Research Support, Non-U.S. Gov't

Language

eng

PubMed ID

26098479

Citation

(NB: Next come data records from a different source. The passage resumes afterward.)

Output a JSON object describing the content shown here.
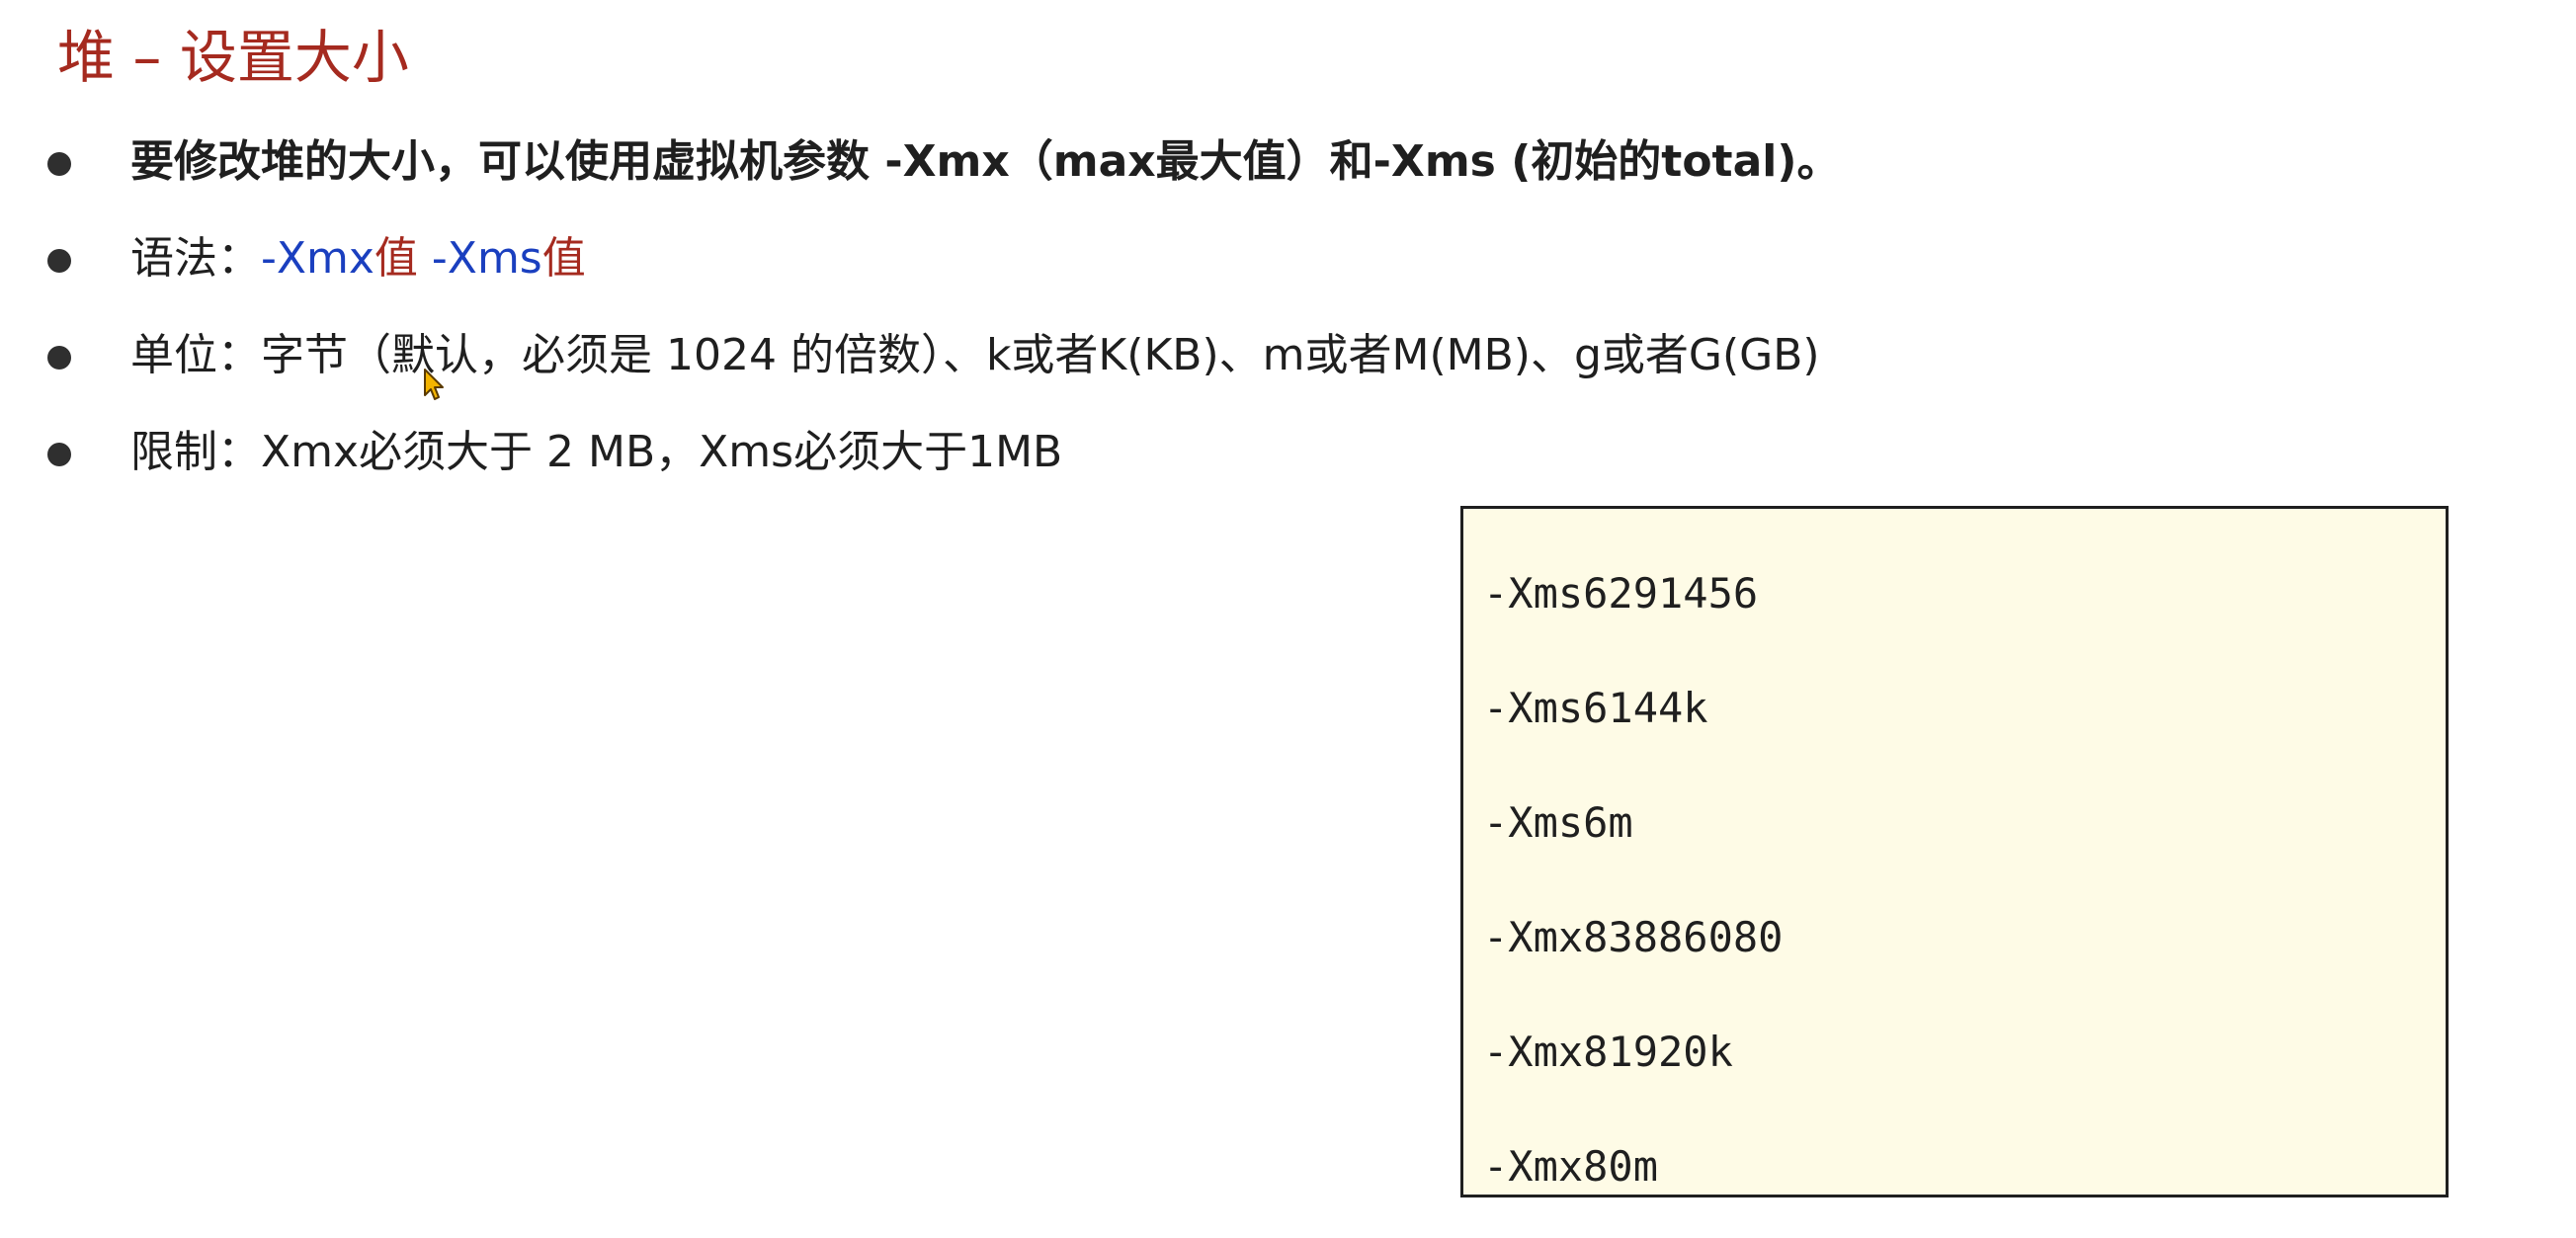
{
  "slide": {
    "title": "堆 – 设置大小",
    "bullets": [
      {
        "text": "要修改堆的大小，可以使用虚拟机参数 -Xmx（max最大值）和-Xms (初始的total)。"
      },
      {
        "label": "语法：",
        "code_xmx": "-Xmx",
        "value1": "值",
        "space": " ",
        "code_xms": "-Xms",
        "value2": "值"
      },
      {
        "text": "单位：字节（默认，必须是 1024 的倍数）、k或者K(KB)、m或者M(MB)、g或者G(GB)"
      },
      {
        "text": "限制：Xmx必须大于 2 MB，Xms必须大于1MB"
      }
    ],
    "examples": [
      "-Xms6291456",
      "-Xms6144k",
      "-Xms6m",
      "-Xmx83886080",
      "-Xmx81920k",
      "-Xmx80m"
    ]
  },
  "colors": {
    "title": "#a52a1f",
    "code_blue": "#1a3fbf",
    "value_red": "#a52a1f",
    "box_bg": "#fefbe6"
  }
}
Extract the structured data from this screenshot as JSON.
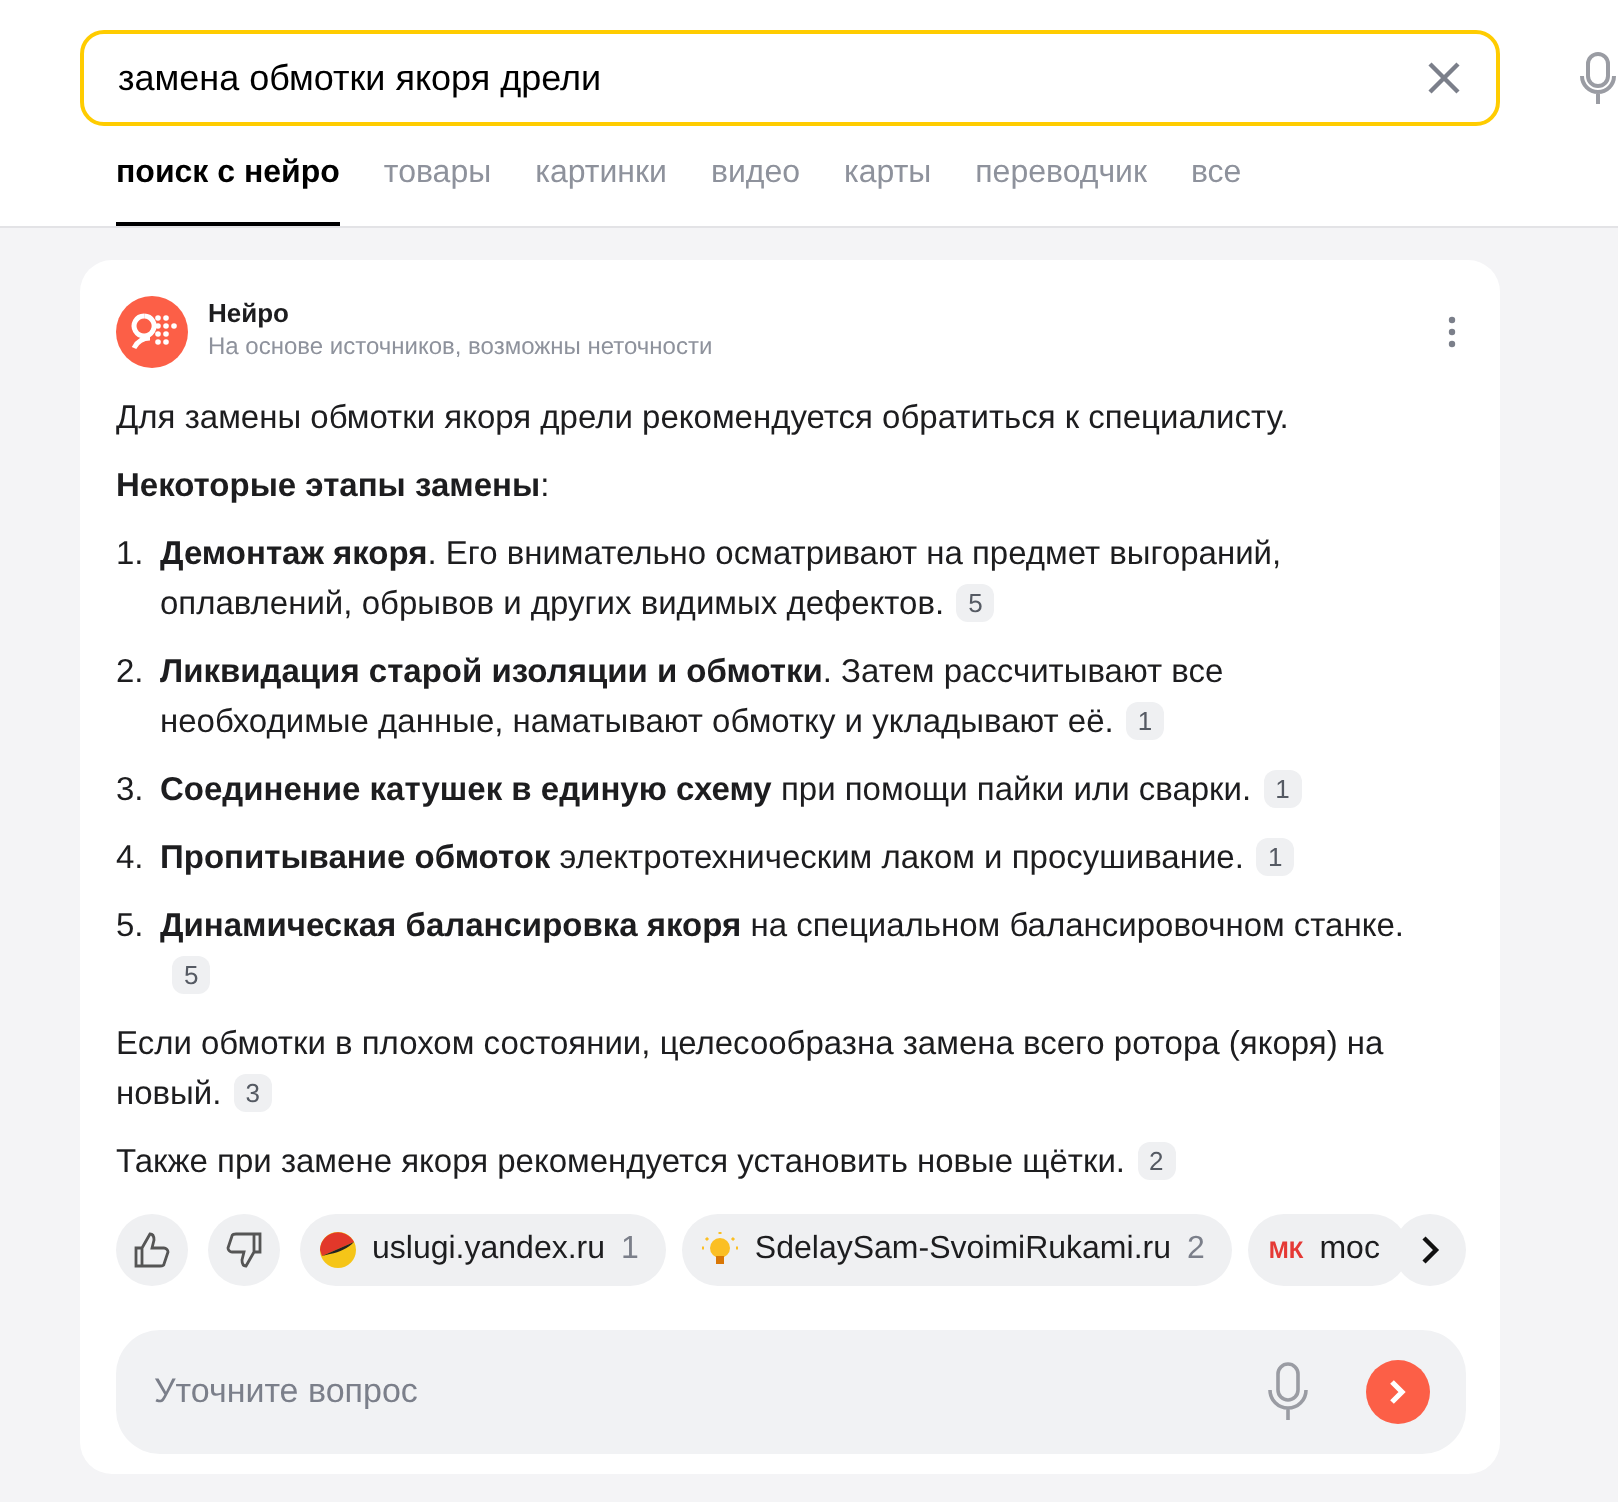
{
  "search": {
    "value": "замена обмотки якоря дрели"
  },
  "tabs": [
    {
      "label": "поиск с нейро",
      "selected": true
    },
    {
      "label": "товары",
      "selected": false
    },
    {
      "label": "картинки",
      "selected": false
    },
    {
      "label": "видео",
      "selected": false
    },
    {
      "label": "карты",
      "selected": false
    },
    {
      "label": "переводчик",
      "selected": false
    },
    {
      "label": "все",
      "selected": false
    }
  ],
  "answer": {
    "title": "Нейро",
    "subtitle": "На основе источников, возможны неточности",
    "intro": "Для замены обмотки якоря дрели рекомендуется обратиться к специалисту.",
    "heading": "**Некоторые этапы замены**:",
    "steps": [
      {
        "number": "1.",
        "text": "**Демонтаж якоря**. Его внимательно осматривают на предмет выгораний, оплавлений, обрывов и других видимых дефектов.",
        "ref": "5"
      },
      {
        "number": "2.",
        "text": "**Ликвидация старой изоляции и обмотки**. Затем рассчитывают все необходимые данные, наматывают обмотку и укладывают её.",
        "ref": "1"
      },
      {
        "number": "3.",
        "text": "**Соединение катушек в единую схему** при помощи пайки или сварки.",
        "ref": "1"
      },
      {
        "number": "4.",
        "text": "**Пропитывание обмоток** электротехническим лаком и просушивание.",
        "ref": "1"
      },
      {
        "number": "5.",
        "text": "**Динамическая балансировка якоря** на специальном балансировочном станке.",
        "ref": "5"
      }
    ],
    "paragraphs": [
      {
        "text": "Если обмотки в плохом состоянии, целесообразна замена всего ротора (якоря) на новый.",
        "ref": "3"
      },
      {
        "text": "Также при замене якоря рекомендуется установить новые щётки.",
        "ref": "2"
      }
    ]
  },
  "sources": [
    {
      "kind": "sphere",
      "label": "uslugi.yandex.ru",
      "count": "1"
    },
    {
      "kind": "bulb",
      "label": "SdelaySam-SvoimiRukami.ru",
      "count": "2"
    },
    {
      "kind": "mark",
      "mark": "МК",
      "label": "moc"
    }
  ],
  "followup": {
    "placeholder": "Уточните вопрос"
  }
}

Willers, Janina, et al. "Vitamin Intake From Food Supplements in a German Cohort - Is There a Risk of Excessive Intake?" International Journal for Vitamin and Nutrition Research. Internationale Zeitschrift Fur Vitamin- Und Ernahrungsforschung. Journal International De Vitaminologie Et De Nutrition, vol. 84, no. 3-4, 2014, pp. 152-62.
Willers J, Heinemann M, Bitterlich N, et al. Vitamin Intake from Food Supplements in a German Cohort - Is there a Risk of Excessive Intake? Int J Vitam Nutr Res. 2014;84(3-4):152-62.
Willers, J., Heinemann, M., Bitterlich, N., & Hahn, A. (2014). Vitamin Intake from Food Supplements in a German Cohort - Is there a Risk of Excessive Intake? International Journal for Vitamin and Nutrition Research. Internationale Zeitschrift Fur Vitamin- Und Ernahrungsforschung. Journal International De Vitaminologie Et De Nutrition, 84(3-4), 152-62. https://doi.org/10.1024/0300-9831/a000202
Willers J, et al. Vitamin Intake From Food Supplements in a German Cohort - Is There a Risk of Excessive Intake. Int J Vitam Nutr Res. 2014;84(3-4):152-62. PubMed PMID: 26098479.
* Article titles in AMA citation format should be in sentence-case
TY - JOUR T1 - Vitamin Intake from Food Supplements in a German Cohort - Is there a Risk of Excessive Intake? AU - Willers,Janina, AU - Heinemann,Michaela, AU - Bitterlich,Norman, AU - Hahn,Andreas, PY - 2015/6/23/entrez PY - 2015/6/23/pubmed PY - 2015/8/8/medline KW - Tolerable Upper Intake Level KW - excessive intake KW - food supplements KW - survey KW - vitamins SP - 152 EP - 62 JF - International journal for vitamin and nutrition research. Internationale Zeitschrift fur Vitamin- und Ernahrungsforschung. Journal international de vitaminologie et de nutrition JO - Int J Vitam Nutr Res VL - 84 IS - 3-4 N2 - Food supplements, if not properly used, may lead to potentially harmful nutrient intake. The purpose of this survey was to examine vitamin intake from food supplements. Taking into account the intake from food, as obtained from the National Nutrition Survey, it was determined whether the tolerable upper intake levels (ULs) were exceeded via supplements alone, or in combination with food. Data from 1070 supplement users (18-93 years) was available. The dietary and supplemental vitamin intakes of three groups were analyzed: average intake (50th percentile food+50th percentile supplements), middle-high intake (50th+95th) and high intake (95th+95th). Vitamin C (53%), vitamin E (45%) and B vitamins (37-45%) were consumed most frequently. Few subjects (n=7) reached or exceeded the ULs through supplements alone. The UL for vitamin A and folate was reached by a few men in the middle-high group, and by a few men and women in the high intake group. Otherwise, even in the high intake group, the recommended vitamin D intake of 20 µg/day (in case of insufficient endogenous synthesis) could not be achieved. The use of food supplements was not associated with excessive vitamin intake in this survey, except in a small number of cases. Vitamin A intake above the UL was the result of high dietary intake which also included the intake of β-carotene, rather than the result of overconsumption of food supplements. Diets mainly included folate from natural sources, which has no associated risk. SN - 0300-9831 UR - https://www.unboundmedicine.com/medline/citation/26098479/Vitamin_Intake_from_Food_Supplements_in_a_German_Cohort___Is_there_a_Risk_of_Excessive_Intake L2 - http://econtent.hogrefe.com/doi/full/10.1024/0300-9831/a000202?url_ver=Z39.88-2003&rfr_id=ori:rid:crossref.org&rfr_dat=cr_pub=pubmed DB - PRIME DP - Unbound Medicine ER -